When taken together, these statements strongly suggest that to the United States Supreme Court, a no-parole life sentence for juvenile murderers does not violate the Eighth Amendment.

In Harris v. Wright, an appeal case heard by the 9th Circuit in 1996, the court ruled that a life sentence for a minor convicted of murder in Washington State was not cruel and unusual punishment. The appeal court hearing the Murray appeal agreed and decided that the Graham decision should not be extended to minors convicted of murder.

Murray’s lawyer also argued that his client’s no-parole life sentence was unconstitutional because it was disproportionate when considering the nature of his crimes which was to be measured against various mitigating circumstances. The mitigating circumstances included: his youth; his lack of a prior criminal record; and as evidenced by letters submitted on his behalf, his true remorse for what he had done and his excellent behavior while in prison.

Before I go on with the case, let me say that all those mitigating circumstances that were in his favour would not bring back to life the two youths he shot and killed.

Under the Eighth Amendment, the courts examine whether a punishment is grossly disproportionate to the crime. The courts consider all the circumstances of the case, beginning with the gravity of the offense and the severity of the sentence. In the rare case where this threshold comparison raises an inference of gross disproportionality, the court then compares the defendant's sentence with those received by others in both the same state and other states. If this comparative analysis confirms the initial belief that the sentence is grossly disproportionate, then it is cruel and unusual.

Under the California Constitution, a sentence is determined to be cruel or unusual if it is so disproportionate to the crime committed that it shocks the conscience and offends fundamental notions of human dignity.

Although there are many people who would argue that sending a teenager to prison for the rest of his natural life would shock their consciences but there are equally a great many people who have no qualms about sending a teenager who killed two human beings, to prison for the rest of his life.

The justices in the appeal court hearing Murray’s appeal concluded that Murray's no-parole life sentence did not raise an inference of gross disproportionality under the Eighth Amendment. Even taking into account the mitigating factors of his age, previously unblemished criminal record, commendable prison behavior, and otherwise praiseworthy character traits, the record showed that Murray followed his victims into a secluded area where, backed by two armed accomplices, he gunned down his helpless victims. For such a crime, a no-parole life sentence is not disproportionate.

If this youth had shot dead two other youths in Canada, the most he would have to serve (providing that he wasn’t declared a dangerous offender) would be ten years in prison. That is not a suitable punishment for a multiple killer. It would mean that he would only serve five years for killing each of his victims.

The question that has to be answered is; “Should a 17-year-old be treated as an adult offender and be given the maximum sentence if he murders someone?”
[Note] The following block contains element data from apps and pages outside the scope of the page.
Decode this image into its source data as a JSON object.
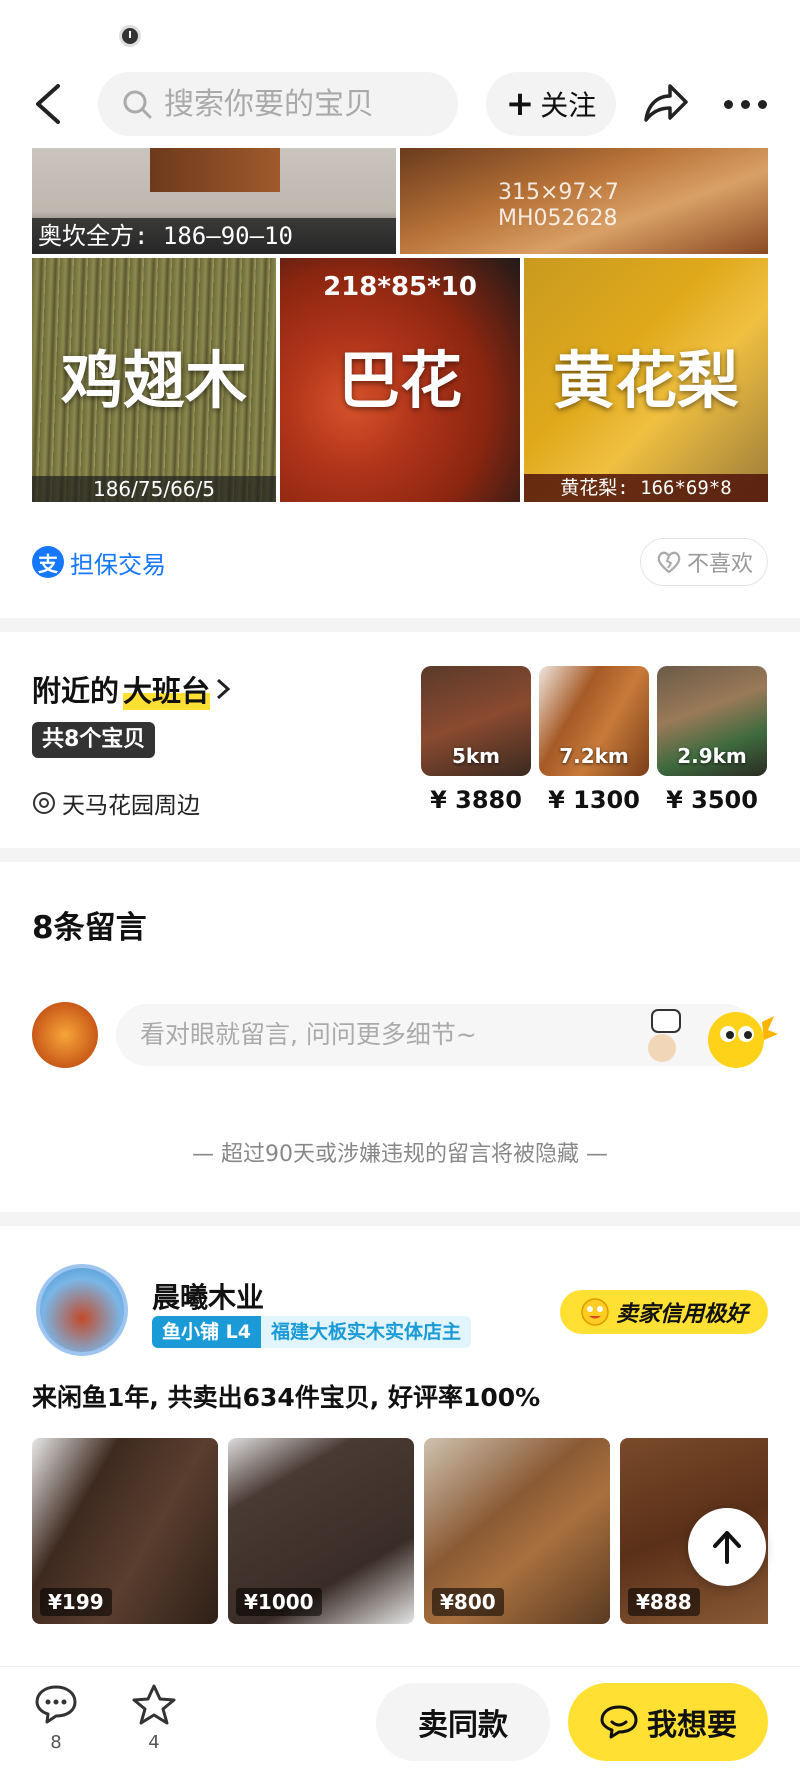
{
  "header": {
    "search_placeholder": "搜索你要的宝贝",
    "follow_label": "关注"
  },
  "collage": {
    "top_left_caption": "奥坎全方: 186—90—10",
    "top_right_caption_1": "315×97×7",
    "top_right_caption_2": "MH052628",
    "tiles": [
      {
        "name": "鸡翅木",
        "dims": "186/75/66/5"
      },
      {
        "name": "巴花",
        "dims": "218*85*10"
      },
      {
        "name": "黄花梨",
        "dims": "黄花梨: 166*69*8"
      }
    ]
  },
  "guarantee": {
    "label": "担保交易",
    "dislike_label": "不喜欢"
  },
  "nearby": {
    "title_prefix": "附近的",
    "title_highlight": "大班台",
    "count": "共8个宝贝",
    "location": "天马花园周边",
    "items": [
      {
        "distance": "5km",
        "price": "¥ 3880"
      },
      {
        "distance": "7.2km",
        "price": "¥ 1300"
      },
      {
        "distance": "2.9km",
        "price": "¥ 3500"
      }
    ]
  },
  "comments": {
    "title": "8条留言",
    "input_placeholder": "看对眼就留言, 问问更多细节~",
    "hidden_note": "— 超过90天或涉嫌违规的留言将被隐藏 —"
  },
  "seller": {
    "name": "晨曦木业",
    "shop_level": "鱼小铺 L4",
    "shop_desc": "福建大板实木实体店主",
    "credit": "卖家信用极好",
    "stats": "来闲鱼1年, 共卖出634件宝贝, 好评率100%",
    "listings": [
      {
        "price": "¥199"
      },
      {
        "price": "¥1000"
      },
      {
        "price": "¥800"
      },
      {
        "price": "¥888"
      }
    ]
  },
  "bottom_bar": {
    "comment_count": "8",
    "favorite_count": "4",
    "sell_same_label": "卖同款",
    "want_label": "我想要"
  },
  "colors": {
    "accent_yellow": "#ffe033",
    "alipay_blue": "#1677ff",
    "shop_blue": "#1a9bd7"
  }
}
Admittedly, a 17-year-old’s brains are not fully developed but a 17-year-old knows by that age as to what is right and was is wrong and also knows that if he murders someone, he will go to prison for a very long time. You can be killed by a 17-year-old just as easily as being killed by a man in his twenties or older.

I don’t know if sending Murray to prison for the rest of his life for having committed two murders is a deterrent to others of his ilk but one thing is for sure, the public will be protected from this killer. No doubt a great many people in California and elsewhere feel safer knowing that a teenager that killed two fellow human beings is safely tucked away in a prison and they are their families will never be facing this young man with a gun in his hand.

Was the public good served by sending this multiple killer to prison for the rest of his life? I would say that the answer to that question is ‘YES’.

Incidentally. The above decisions would have applied to Murray if he had been sixteen years of age when he shot the two youths to death.

No comments: